## DATA TO PROCESS
▽

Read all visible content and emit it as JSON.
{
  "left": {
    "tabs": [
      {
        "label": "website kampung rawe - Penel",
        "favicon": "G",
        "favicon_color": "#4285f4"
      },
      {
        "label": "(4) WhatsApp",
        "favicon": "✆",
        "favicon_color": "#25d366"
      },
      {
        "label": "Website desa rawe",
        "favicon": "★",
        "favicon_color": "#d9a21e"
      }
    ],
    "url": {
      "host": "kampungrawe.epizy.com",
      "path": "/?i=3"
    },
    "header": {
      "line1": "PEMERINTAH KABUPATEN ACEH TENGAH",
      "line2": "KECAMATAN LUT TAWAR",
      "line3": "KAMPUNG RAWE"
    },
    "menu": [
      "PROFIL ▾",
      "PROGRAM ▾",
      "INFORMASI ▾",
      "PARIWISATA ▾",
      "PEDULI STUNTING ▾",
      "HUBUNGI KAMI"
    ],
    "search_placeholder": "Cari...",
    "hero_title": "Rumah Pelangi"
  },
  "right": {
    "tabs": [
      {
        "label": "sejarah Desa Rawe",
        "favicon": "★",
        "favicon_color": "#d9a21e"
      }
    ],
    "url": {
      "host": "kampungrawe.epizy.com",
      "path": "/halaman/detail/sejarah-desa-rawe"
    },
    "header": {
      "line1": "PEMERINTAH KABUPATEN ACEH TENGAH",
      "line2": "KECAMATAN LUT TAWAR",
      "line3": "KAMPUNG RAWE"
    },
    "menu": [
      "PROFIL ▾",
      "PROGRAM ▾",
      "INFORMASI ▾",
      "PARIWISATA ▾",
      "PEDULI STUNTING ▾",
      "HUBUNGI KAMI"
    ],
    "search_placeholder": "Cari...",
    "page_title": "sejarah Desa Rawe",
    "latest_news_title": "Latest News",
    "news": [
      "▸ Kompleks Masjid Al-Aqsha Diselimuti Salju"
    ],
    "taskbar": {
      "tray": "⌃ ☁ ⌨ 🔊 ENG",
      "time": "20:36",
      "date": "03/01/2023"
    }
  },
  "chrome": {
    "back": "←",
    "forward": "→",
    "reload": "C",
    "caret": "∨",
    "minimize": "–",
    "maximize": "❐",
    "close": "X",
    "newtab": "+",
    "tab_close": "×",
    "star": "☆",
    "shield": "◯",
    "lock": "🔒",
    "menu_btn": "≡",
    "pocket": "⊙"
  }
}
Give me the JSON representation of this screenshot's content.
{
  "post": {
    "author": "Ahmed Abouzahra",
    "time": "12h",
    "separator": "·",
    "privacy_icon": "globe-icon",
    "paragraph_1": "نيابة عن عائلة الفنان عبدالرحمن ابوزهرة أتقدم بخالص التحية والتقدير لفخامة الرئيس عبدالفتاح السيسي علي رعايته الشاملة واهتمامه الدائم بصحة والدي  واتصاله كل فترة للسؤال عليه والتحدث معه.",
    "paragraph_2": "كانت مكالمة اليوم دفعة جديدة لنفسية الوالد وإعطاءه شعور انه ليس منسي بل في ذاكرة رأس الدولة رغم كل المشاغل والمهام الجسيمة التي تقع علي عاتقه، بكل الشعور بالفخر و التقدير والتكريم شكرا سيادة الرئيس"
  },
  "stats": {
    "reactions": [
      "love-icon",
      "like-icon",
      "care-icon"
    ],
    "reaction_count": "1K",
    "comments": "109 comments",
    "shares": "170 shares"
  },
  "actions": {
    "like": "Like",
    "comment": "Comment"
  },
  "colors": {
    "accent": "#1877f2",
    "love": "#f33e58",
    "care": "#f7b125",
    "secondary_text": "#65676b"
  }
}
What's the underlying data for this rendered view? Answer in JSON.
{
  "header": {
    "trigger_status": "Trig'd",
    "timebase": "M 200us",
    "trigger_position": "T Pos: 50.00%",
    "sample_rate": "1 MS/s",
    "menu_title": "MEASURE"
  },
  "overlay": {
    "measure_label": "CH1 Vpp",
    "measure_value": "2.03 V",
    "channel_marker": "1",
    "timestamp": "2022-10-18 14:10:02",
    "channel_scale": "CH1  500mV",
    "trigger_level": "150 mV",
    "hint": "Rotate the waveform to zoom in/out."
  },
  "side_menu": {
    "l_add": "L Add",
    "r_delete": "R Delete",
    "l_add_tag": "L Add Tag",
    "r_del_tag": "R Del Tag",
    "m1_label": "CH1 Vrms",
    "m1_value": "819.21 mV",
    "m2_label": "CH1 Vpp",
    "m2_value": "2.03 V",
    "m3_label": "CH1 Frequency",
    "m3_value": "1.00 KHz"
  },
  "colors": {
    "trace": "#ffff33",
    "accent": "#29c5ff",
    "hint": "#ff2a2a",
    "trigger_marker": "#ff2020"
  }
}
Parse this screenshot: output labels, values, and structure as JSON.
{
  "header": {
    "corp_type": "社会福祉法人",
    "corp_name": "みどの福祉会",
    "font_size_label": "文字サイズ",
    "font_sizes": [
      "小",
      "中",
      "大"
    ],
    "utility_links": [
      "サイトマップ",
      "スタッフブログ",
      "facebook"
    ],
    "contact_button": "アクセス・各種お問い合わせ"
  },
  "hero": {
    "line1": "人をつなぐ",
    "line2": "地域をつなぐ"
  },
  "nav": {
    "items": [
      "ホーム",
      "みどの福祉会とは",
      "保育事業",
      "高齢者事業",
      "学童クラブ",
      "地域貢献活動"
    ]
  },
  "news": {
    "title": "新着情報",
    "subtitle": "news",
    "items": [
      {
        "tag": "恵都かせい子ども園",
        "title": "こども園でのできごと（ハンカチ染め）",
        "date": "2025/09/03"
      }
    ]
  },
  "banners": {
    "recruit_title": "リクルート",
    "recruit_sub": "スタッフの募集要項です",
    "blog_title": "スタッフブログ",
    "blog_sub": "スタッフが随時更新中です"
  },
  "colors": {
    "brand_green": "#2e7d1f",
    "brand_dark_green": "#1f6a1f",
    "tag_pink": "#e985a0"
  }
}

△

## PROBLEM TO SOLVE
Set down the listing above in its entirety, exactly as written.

## THE ANSWER
Read all visible content and emit it as JSON.
{
  "left": {
    "tabs": [
      {
        "label": "website kampung rawe - Penel",
        "favicon": "G",
        "favicon_color": "#4285f4"
      },
      {
        "label": "(4) WhatsApp",
        "favicon": "✆",
        "favicon_color": "#25d366"
      },
      {
        "label": "Website desa rawe",
        "favicon": "★",
        "favicon_color": "#d9a21e"
      }
    ],
    "url": {
      "host": "kampungrawe.epizy.com",
      "path": "/?i=3"
    },
    "header": {
      "line1": "PEMERINTAH KABUPATEN ACEH TENGAH",
      "line2": "KECAMATAN LUT TAWAR",
      "line3": "KAMPUNG RAWE"
    },
    "menu": [
      "PROFIL ▾",
      "PROGRAM ▾",
      "INFORMASI ▾",
      "PARIWISATA ▾",
      "PEDULI STUNTING ▾",
      "HUBUNGI KAMI"
    ],
    "search_placeholder": "Cari...",
    "hero_title": "Rumah Pelangi"
  },
  "right": {
    "tabs": [
      {
        "label": "sejarah Desa Rawe",
        "favicon": "★",
        "favicon_color": "#d9a21e"
      }
    ],
    "url": {
      "host": "kampungrawe.epizy.com",
      "path": "/halaman/detail/sejarah-desa-rawe"
    },
    "header": {
      "line1": "PEMERINTAH KABUPATEN ACEH TENGAH",
      "line2": "KECAMATAN LUT TAWAR",
      "line3": "KAMPUNG RAWE"
    },
    "menu": [
      "PROFIL ▾",
      "PROGRAM ▾",
      "INFORMASI ▾",
      "PARIWISATA ▾",
      "PEDULI STUNTING ▾",
      "HUBUNGI KAMI"
    ],
    "search_placeholder": "Cari...",
    "page_title": "sejarah Desa Rawe",
    "latest_news_title": "Latest News",
    "news": [
      "▸ Kompleks Masjid Al-Aqsha Diselimuti Salju"
    ],
    "taskbar": {
      "tray": "⌃ ☁ ⌨ 🔊 ENG",
      "time": "20:36",
      "date": "03/01/2023"
    }
  },
  "chrome": {
    "back": "←",
    "forward": "→",
    "reload": "C",
    "caret": "∨",
    "minimize": "–",
    "maximize": "❐",
    "close": "X",
    "newtab": "+",
    "tab_close": "×",
    "star": "☆",
    "shield": "◯",
    "lock": "🔒",
    "menu_btn": "≡",
    "pocket": "⊙"
  }
}
Give me the JSON representation of this screenshot's content.
{
  "post": {
    "author": "Ahmed Abouzahra",
    "time": "12h",
    "separator": "·",
    "privacy_icon": "globe-icon",
    "paragraph_1": "نيابة عن عائلة الفنان عبدالرحمن ابوزهرة أتقدم بخالص التحية والتقدير لفخامة الرئيس عبدالفتاح السيسي علي رعايته الشاملة واهتمامه الدائم بصحة والدي  واتصاله كل فترة للسؤال عليه والتحدث معه.",
    "paragraph_2": "كانت مكالمة اليوم دفعة جديدة لنفسية الوالد وإعطاءه شعور انه ليس منسي بل في ذاكرة رأس الدولة رغم كل المشاغل والمهام الجسيمة التي تقع علي عاتقه، بكل الشعور بالفخر و التقدير والتكريم شكرا سيادة الرئيس"
  },
  "stats": {
    "reactions": [
      "love-icon",
      "like-icon",
      "care-icon"
    ],
    "reaction_count": "1K",
    "comments": "109 comments",
    "shares": "170 shares"
  },
  "actions": {
    "like": "Like",
    "comment": "Comment"
  },
  "colors": {
    "accent": "#1877f2",
    "love": "#f33e58",
    "care": "#f7b125",
    "secondary_text": "#65676b"
  }
}
What's the underlying data for this rendered view? Answer in JSON.
{
  "header": {
    "trigger_status": "Trig'd",
    "timebase": "M 200us",
    "trigger_position": "T Pos: 50.00%",
    "sample_rate": "1 MS/s",
    "menu_title": "MEASURE"
  },
  "overlay": {
    "measure_label": "CH1 Vpp",
    "measure_value": "2.03 V",
    "channel_marker": "1",
    "timestamp": "2022-10-18 14:10:02",
    "channel_scale": "CH1  500mV",
    "trigger_level": "150 mV",
    "hint": "Rotate the waveform to zoom in/out."
  },
  "side_menu": {
    "l_add": "L Add",
    "r_delete": "R Delete",
    "l_add_tag": "L Add Tag",
    "r_del_tag": "R Del Tag",
    "m1_label": "CH1 Vrms",
    "m1_value": "819.21 mV",
    "m2_label": "CH1 Vpp",
    "m2_value": "2.03 V",
    "m3_label": "CH1 Frequency",
    "m3_value": "1.00 KHz"
  },
  "colors": {
    "trace": "#ffff33",
    "accent": "#29c5ff",
    "hint": "#ff2a2a",
    "trigger_marker": "#ff2020"
  }
}
Parse this screenshot: output labels, values, and structure as JSON.
{
  "header": {
    "corp_type": "社会福祉法人",
    "corp_name": "みどの福祉会",
    "font_size_label": "文字サイズ",
    "font_sizes": [
      "小",
      "中",
      "大"
    ],
    "utility_links": [
      "サイトマップ",
      "スタッフブログ",
      "facebook"
    ],
    "contact_button": "アクセス・各種お問い合わせ"
  },
  "hero": {
    "line1": "人をつなぐ",
    "line2": "地域をつなぐ"
  },
  "nav": {
    "items": [
      "ホーム",
      "みどの福祉会とは",
      "保育事業",
      "高齢者事業",
      "学童クラブ",
      "地域貢献活動"
    ]
  },
  "news": {
    "title": "新着情報",
    "subtitle": "news",
    "items": [
      {
        "tag": "恵都かせい子ども園",
        "title": "こども園でのできごと（ハンカチ染め）",
        "date": "2025/09/03"
      }
    ]
  },
  "banners": {
    "recruit_title": "リクルート",
    "recruit_sub": "スタッフの募集要項です",
    "blog_title": "スタッフブログ",
    "blog_sub": "スタッフが随時更新中です"
  },
  "colors": {
    "brand_green": "#2e7d1f",
    "brand_dark_green": "#1f6a1f",
    "tag_pink": "#e985a0"
  }
}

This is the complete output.